Everyone get into your church as fast as possible and don't wear a silly mask or avoid close contact. Get in there! Get in those pews. Churches have suffered a significant loss to their profits and that's just not okay! Get in there and get your donations into the hands of the people who really need it.
Sing your hymns, drink your special water, eat your human flesh crackers.
God's got your back. Trust in God. He'll never let you down. He'd never let anything bad happen to you because you went to church, never.
I went to church this past Sunday for the first time since the Corona.
Every other pew was taped off so that a 6 ft distance would be followed. No shaking hands, no visiting, and no offering was taken because the church didn't feel comfortable with the offering basket touching that many hands. Many people had masks on, many didn't. Just like everywhere else. Oh. No communion either, since you mentioned it. No nursery or childcare.
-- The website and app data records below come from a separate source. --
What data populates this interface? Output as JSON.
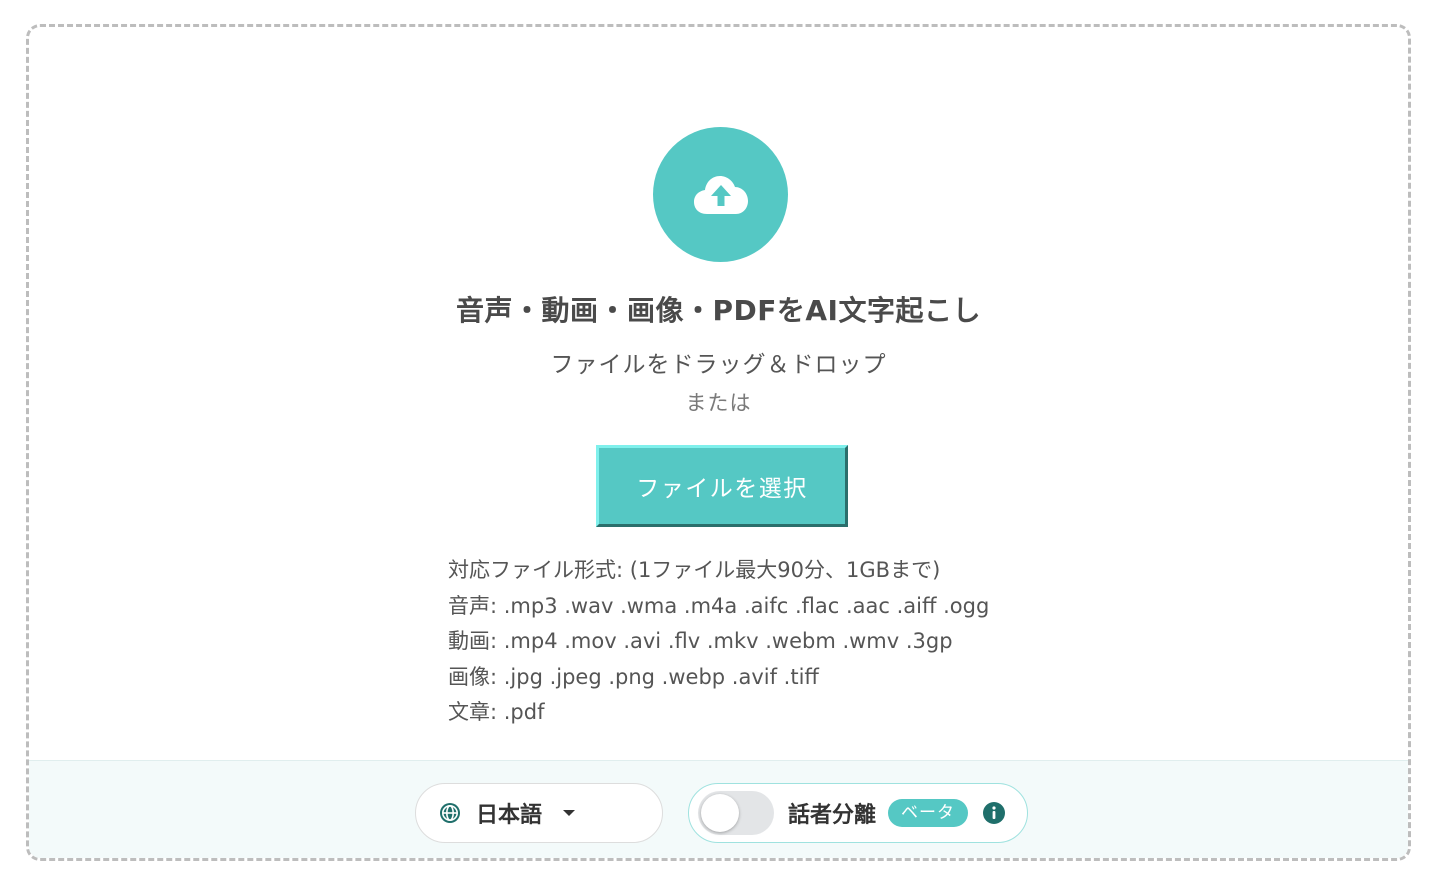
{
  "upload": {
    "title": "音声・動画・画像・PDFをAI文字起こし",
    "drag_text": "ファイルをドラッグ＆ドロップ",
    "or_text": "または",
    "select_button_label": "ファイルを選択"
  },
  "formats": {
    "heading": "対応ファイル形式: (1ファイル最大90分、1GBまで)",
    "audio": "音声: .mp3 .wav .wma .m4a .aifc .flac .aac .aiff .ogg",
    "video": "動画: .mp4 .mov .avi .flv .mkv .webm .wmv .3gp",
    "image": "画像: .jpg .jpeg .png .webp .avif .tiff",
    "document": "文章: .pdf"
  },
  "settings": {
    "language": "日本語",
    "diarization_label": "話者分離",
    "diarization_enabled": false,
    "beta_badge": "ベータ"
  },
  "colors": {
    "accent": "#55c8c4",
    "dark_accent": "#1f6f6b",
    "bottom_bg": "#f3fafa"
  },
  "icons": {
    "upload": "cloud-upload-icon",
    "language": "globe-icon",
    "dropdown": "caret-down-icon",
    "info": "info-icon"
  }
}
I don't really see the problem there. Maybe you can point it out to me.
There is no problem. I'm excited for people to get back into church.
I can tell. You do you.
It's a top priority. Those tithings aren't going to pay themselves. Church owners were suffering and I'm happy that their revenue stream will be returning.
Like I said, the church I go to didn't even take up an offering.
I'm sure some churches are trying to operate because of the reasons you're listing. I'm also positive some aren't. You do you though.